• Gretchen

3 Simple Steps to Saying “No”

Updated: Jun 9, 2019



I know you’ve heard how important it is to learn to say “no”. Endless articles (including this blog) tell you to do it. The problem is, if you are a people pleaser and a giver – like many women, that is easier said than done. What if I disappoint people? What if they don’t like me? What if I am not the superwoman I seem to be? I have an answer for all of those questions – So what? Your dog will still love you, your cat will still ignore you, and your kids will still need their lunches made. Nothing material or important will change. Except you will have room in your life for the people and experiences you really care about.

What I want you to focus on is just 3 steps to saying “no”.

  1. When asked to do something PAUSE (this is directly from Karen’s book, see below)

  2. If you know in your heart you don’t/can’t do what is being asked – say “no” right then and there. You don’t need any excuses. However, if you still don’t want to ruffle any feathers, you can say, “I am not able to take that on. Thanks for asking and good luck with “fill-in the blank” (the potluck fundraiser, the community garden, filling the board of directors position).

  3. If you really do need some time to consider the commitment, then say “I will think about it and get back to you tomorrow.” This will allow you time for considering in a non-stressful environment.

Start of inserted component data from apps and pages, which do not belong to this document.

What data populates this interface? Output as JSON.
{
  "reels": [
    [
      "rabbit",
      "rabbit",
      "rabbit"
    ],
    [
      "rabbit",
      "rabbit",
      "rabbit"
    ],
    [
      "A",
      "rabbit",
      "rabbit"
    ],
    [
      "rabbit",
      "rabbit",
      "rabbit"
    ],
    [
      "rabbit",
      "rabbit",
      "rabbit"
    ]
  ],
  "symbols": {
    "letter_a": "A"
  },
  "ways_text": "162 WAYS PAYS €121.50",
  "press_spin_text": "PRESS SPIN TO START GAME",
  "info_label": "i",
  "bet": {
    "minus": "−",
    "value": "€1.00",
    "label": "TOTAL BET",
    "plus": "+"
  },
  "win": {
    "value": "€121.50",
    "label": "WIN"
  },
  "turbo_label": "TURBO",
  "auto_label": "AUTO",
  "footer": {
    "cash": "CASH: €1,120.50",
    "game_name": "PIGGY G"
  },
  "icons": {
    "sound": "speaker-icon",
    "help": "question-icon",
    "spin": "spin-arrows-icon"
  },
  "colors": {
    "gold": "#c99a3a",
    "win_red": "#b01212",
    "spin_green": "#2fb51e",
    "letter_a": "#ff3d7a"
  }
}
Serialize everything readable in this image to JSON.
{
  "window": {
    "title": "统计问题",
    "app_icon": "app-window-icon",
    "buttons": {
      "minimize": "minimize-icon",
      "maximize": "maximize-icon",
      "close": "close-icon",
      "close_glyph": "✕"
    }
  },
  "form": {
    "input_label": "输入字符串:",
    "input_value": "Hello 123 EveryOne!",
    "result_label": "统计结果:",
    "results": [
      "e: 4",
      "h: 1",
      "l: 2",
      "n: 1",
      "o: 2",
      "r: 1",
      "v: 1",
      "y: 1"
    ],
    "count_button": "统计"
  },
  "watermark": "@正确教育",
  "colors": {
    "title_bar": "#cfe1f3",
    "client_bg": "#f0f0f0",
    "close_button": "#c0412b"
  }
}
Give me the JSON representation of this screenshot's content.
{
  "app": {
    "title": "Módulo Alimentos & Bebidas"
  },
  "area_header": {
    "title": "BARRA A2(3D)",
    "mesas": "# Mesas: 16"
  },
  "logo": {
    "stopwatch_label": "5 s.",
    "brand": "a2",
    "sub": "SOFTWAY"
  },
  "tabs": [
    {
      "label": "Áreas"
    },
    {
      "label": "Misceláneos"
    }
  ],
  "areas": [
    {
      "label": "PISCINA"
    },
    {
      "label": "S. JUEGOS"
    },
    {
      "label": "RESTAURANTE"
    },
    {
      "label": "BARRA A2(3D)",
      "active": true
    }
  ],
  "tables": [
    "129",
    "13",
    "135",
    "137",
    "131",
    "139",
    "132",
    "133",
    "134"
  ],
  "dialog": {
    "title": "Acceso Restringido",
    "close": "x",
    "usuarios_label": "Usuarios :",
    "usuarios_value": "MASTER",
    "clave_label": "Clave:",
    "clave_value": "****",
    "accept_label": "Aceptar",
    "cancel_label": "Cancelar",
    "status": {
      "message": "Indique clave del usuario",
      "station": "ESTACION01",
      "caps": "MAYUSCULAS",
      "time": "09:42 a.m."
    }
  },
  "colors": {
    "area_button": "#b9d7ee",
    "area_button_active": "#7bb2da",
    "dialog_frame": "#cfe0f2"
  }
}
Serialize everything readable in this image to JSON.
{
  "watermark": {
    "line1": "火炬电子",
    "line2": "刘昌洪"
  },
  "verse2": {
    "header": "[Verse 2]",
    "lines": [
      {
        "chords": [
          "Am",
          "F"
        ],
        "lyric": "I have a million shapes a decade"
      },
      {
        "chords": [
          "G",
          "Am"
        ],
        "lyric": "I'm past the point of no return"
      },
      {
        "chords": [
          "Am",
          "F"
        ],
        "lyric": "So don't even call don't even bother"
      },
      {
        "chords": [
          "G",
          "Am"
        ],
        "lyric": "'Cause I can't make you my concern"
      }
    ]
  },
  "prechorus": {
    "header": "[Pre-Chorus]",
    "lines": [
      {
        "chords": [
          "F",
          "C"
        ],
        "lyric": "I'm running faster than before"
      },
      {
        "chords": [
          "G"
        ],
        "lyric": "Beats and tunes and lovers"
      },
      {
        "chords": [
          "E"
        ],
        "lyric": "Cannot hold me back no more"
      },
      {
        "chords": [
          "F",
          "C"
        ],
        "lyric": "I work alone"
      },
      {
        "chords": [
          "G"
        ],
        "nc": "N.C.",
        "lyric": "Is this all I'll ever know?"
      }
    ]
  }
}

Quick backstory. What started me thinking about this was two things. One, I was asked to do something and I spent more than too much time figuring out how to say “no”. I should have just said “no”. Once I did, the person I turned down, just said, “Okay, I understand.” That was easy. Also, I recently finished reading a book called “Success with Less: Releasing Obligations & Discovering Joy” by Karen Mangia (full disclosure, she and I went to grad school together. She is an amazing woman, smart and successful). Karen was (and still is) on an upward trajectory in her career. She had a full and interesting life, but was suffering an undiagnosed illness and the combination of work, a busy life and her health issue caused her to understand she couldn’t do it all. She didn’t want to do it all. I am using the steps in her book to start focusing on what is truly important in my life. I haven’t gotten very far in my practice, but I am working on it. I recommend her book as it’s an easy read, lots of very practical things you can do to simplify your life and find more satisfaction from you work, your family, your partner.

Keep the balance. Just say, “no”.